▶ _TASK DESCRIPTION_: Gather up every line from the entries below that uses the word "engine".

_ _ _

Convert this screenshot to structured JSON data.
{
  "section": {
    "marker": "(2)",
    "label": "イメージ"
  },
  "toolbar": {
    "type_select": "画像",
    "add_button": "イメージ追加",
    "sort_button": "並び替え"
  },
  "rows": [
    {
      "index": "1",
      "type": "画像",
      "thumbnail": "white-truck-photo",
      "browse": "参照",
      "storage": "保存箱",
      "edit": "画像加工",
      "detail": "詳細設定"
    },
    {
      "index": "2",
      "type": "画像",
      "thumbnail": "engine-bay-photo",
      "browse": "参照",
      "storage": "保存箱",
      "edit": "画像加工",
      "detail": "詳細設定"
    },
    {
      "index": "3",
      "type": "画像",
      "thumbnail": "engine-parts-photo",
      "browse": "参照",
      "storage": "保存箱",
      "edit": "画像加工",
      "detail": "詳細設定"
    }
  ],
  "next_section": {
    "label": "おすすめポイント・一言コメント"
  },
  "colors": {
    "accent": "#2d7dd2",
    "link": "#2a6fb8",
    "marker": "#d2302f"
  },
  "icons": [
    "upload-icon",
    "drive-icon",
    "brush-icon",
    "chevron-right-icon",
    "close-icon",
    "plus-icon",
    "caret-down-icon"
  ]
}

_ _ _

▶ _RESULT FOR THIS TASK_:
      "thumbnail": "engine-bay-photo",
      "thumbnail": "engine-parts-photo",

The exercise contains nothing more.